▶ _Material provided_:

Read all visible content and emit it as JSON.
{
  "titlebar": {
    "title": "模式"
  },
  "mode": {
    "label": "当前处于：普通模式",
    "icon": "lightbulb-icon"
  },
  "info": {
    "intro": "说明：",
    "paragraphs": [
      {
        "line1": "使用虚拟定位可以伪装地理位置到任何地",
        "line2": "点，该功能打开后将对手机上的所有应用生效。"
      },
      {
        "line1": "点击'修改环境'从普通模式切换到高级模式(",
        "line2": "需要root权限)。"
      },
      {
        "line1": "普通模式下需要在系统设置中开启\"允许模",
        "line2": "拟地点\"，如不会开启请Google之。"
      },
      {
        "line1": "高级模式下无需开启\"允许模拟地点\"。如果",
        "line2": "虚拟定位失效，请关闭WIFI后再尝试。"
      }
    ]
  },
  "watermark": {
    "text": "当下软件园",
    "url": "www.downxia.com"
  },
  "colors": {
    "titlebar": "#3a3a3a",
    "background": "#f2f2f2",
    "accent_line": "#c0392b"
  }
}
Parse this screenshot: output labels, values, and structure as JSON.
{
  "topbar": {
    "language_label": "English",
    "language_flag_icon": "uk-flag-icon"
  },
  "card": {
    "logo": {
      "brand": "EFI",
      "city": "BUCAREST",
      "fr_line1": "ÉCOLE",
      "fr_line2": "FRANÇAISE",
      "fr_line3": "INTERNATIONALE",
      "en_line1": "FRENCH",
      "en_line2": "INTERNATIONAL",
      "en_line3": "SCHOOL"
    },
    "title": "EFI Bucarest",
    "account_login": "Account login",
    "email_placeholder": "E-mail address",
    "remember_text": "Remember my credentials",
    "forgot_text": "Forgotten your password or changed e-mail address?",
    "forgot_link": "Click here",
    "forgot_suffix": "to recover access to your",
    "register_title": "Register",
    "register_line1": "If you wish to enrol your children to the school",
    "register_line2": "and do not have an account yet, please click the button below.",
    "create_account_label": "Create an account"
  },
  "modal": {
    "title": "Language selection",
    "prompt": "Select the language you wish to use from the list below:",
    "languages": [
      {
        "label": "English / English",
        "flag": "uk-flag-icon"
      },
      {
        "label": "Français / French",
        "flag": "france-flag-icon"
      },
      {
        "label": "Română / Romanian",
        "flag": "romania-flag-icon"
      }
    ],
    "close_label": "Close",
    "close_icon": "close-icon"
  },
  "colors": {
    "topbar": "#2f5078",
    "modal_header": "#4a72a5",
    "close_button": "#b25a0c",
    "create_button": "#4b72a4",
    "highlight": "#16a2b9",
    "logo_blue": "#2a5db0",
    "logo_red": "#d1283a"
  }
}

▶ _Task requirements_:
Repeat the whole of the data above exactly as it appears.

▶ _Answer to this task_:
Read all visible content and emit it as JSON.
{
  "titlebar": {
    "title": "模式"
  },
  "mode": {
    "label": "当前处于：普通模式",
    "icon": "lightbulb-icon"
  },
  "info": {
    "intro": "说明：",
    "paragraphs": [
      {
        "line1": "使用虚拟定位可以伪装地理位置到任何地",
        "line2": "点，该功能打开后将对手机上的所有应用生效。"
      },
      {
        "line1": "点击'修改环境'从普通模式切换到高级模式(",
        "line2": "需要root权限)。"
      },
      {
        "line1": "普通模式下需要在系统设置中开启\"允许模",
        "line2": "拟地点\"，如不会开启请Google之。"
      },
      {
        "line1": "高级模式下无需开启\"允许模拟地点\"。如果",
        "line2": "虚拟定位失效，请关闭WIFI后再尝试。"
      }
    ]
  },
  "watermark": {
    "text": "当下软件园",
    "url": "www.downxia.com"
  },
  "colors": {
    "titlebar": "#3a3a3a",
    "background": "#f2f2f2",
    "accent_line": "#c0392b"
  }
}
Parse this screenshot: output labels, values, and structure as JSON.
{
  "topbar": {
    "language_label": "English",
    "language_flag_icon": "uk-flag-icon"
  },
  "card": {
    "logo": {
      "brand": "EFI",
      "city": "BUCAREST",
      "fr_line1": "ÉCOLE",
      "fr_line2": "FRANÇAISE",
      "fr_line3": "INTERNATIONALE",
      "en_line1": "FRENCH",
      "en_line2": "INTERNATIONAL",
      "en_line3": "SCHOOL"
    },
    "title": "EFI Bucarest",
    "account_login": "Account login",
    "email_placeholder": "E-mail address",
    "remember_text": "Remember my credentials",
    "forgot_text": "Forgotten your password or changed e-mail address?",
    "forgot_link": "Click here",
    "forgot_suffix": "to recover access to your",
    "register_title": "Register",
    "register_line1": "If you wish to enrol your children to the school",
    "register_line2": "and do not have an account yet, please click the button below.",
    "create_account_label": "Create an account"
  },
  "modal": {
    "title": "Language selection",
    "prompt": "Select the language you wish to use from the list below:",
    "languages": [
      {
        "label": "English / English",
        "flag": "uk-flag-icon"
      },
      {
        "label": "Français / French",
        "flag": "france-flag-icon"
      },
      {
        "label": "Română / Romanian",
        "flag": "romania-flag-icon"
      }
    ],
    "close_label": "Close",
    "close_icon": "close-icon"
  },
  "colors": {
    "topbar": "#2f5078",
    "modal_header": "#4a72a5",
    "close_button": "#b25a0c",
    "create_button": "#4b72a4",
    "highlight": "#16a2b9",
    "logo_blue": "#2a5db0",
    "logo_red": "#d1283a"
  }
}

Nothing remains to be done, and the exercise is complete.